An added variable has been thrown into the works with higher-than-expected output from Libya, which has resumed production and exports from its war-torn facilities and could, according to some energy experts, be producing another 1 million barrels by the end of the year.

That is hardly a deluge of crude by global standards, in a world that consumes above 90 million bpd, though it is enough to complicate the already-delicate calculations of OPEC+ analysts.

But the big imponderable is China. The country blew hot and cold on oil imports since the April crisis, snapping up cheap oil one month and easing back on imports the next. It was hard to read the signals coming out of China.

Were the pauses in imports due to a slower rate of recovery from the pandemic economic lockdowns? Or was China simply chock-full of crude, to the extent that it had filled its strategic reserve and had nowhere else to store it?

Evidence of the latter came in the form of the flotilla of crude tankers waiting to unload off the coast of the Shandong oil terminal. At one stage, there were as many as 60 million barrels afloat awaiting discharge off China’s coast.

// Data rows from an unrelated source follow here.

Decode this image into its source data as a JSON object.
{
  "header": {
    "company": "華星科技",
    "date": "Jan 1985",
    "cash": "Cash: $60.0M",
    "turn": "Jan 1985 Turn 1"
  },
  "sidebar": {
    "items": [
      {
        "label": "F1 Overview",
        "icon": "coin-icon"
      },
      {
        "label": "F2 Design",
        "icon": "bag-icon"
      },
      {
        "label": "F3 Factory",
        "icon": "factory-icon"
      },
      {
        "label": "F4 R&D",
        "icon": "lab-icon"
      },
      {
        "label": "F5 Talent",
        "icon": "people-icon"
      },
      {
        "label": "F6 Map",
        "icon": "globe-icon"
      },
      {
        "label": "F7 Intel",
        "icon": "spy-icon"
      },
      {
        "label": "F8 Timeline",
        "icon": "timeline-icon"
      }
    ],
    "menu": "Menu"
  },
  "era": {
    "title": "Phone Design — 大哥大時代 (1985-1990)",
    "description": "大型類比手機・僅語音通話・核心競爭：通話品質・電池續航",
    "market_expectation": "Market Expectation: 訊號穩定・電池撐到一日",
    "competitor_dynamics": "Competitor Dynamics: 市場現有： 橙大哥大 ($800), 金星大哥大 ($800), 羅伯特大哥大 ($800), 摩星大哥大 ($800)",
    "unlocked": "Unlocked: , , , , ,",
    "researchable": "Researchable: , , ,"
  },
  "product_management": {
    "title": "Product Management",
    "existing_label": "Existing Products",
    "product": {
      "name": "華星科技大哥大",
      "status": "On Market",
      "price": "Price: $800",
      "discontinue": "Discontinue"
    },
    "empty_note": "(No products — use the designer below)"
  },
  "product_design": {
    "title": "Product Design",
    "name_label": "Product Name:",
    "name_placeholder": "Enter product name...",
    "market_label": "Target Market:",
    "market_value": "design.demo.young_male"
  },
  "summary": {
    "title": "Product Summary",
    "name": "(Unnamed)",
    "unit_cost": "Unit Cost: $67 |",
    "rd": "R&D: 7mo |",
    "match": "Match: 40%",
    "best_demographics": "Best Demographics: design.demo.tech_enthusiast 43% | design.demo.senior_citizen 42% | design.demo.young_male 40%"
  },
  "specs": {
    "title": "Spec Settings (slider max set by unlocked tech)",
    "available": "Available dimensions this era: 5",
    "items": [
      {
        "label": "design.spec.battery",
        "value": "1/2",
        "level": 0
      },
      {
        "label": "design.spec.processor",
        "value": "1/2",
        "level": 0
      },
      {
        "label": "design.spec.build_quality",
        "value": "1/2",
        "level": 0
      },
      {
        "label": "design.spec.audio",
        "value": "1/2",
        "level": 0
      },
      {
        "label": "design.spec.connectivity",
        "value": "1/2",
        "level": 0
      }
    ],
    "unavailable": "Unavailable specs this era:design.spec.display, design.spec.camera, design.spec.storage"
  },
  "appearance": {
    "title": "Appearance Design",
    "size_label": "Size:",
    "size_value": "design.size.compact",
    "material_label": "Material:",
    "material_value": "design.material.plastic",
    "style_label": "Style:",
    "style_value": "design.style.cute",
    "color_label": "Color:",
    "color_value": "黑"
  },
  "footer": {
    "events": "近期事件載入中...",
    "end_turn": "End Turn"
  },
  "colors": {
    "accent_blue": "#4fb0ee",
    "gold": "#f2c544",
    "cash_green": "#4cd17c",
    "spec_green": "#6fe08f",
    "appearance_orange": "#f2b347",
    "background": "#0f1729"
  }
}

The people who make a living from tracking these things say that there has recently been evidence of a slow unloading from these ships, but that there is still an awful lot of crude afloat, waiting to come onshore.

There have also been signs that China’s refineries are getting back in top gear, and are looking to increase crude purchases in anticipation of economic recovery. One of the biggest, Rongsheng Petrochemical, recently snapped up 7 million barrels through Singapore, in a move taken by some to be the starting gun on an aggressive Chinese buying spree.

The economic logic suggests that if that is going to happen, it will take place pretty soon. According to the International Monetary Fund’s latest review, China — the only major economy forecast to grow in 2020, with 1.9 percent growth — will soar to 8.2 percent expansion next year. The country’s early and rigorous lockdown, and high levels of economic stimulus since then, are clearly paying off.

Whether the Chinese lift-off comes in time to affect OPEC+ calculations over the planned January increase remains to be seen. From where oil policymakers are looking at it at the moment, it looks like a good bet that China, at least, will need plenty of crude next year to fuel its post-pandemic recovery.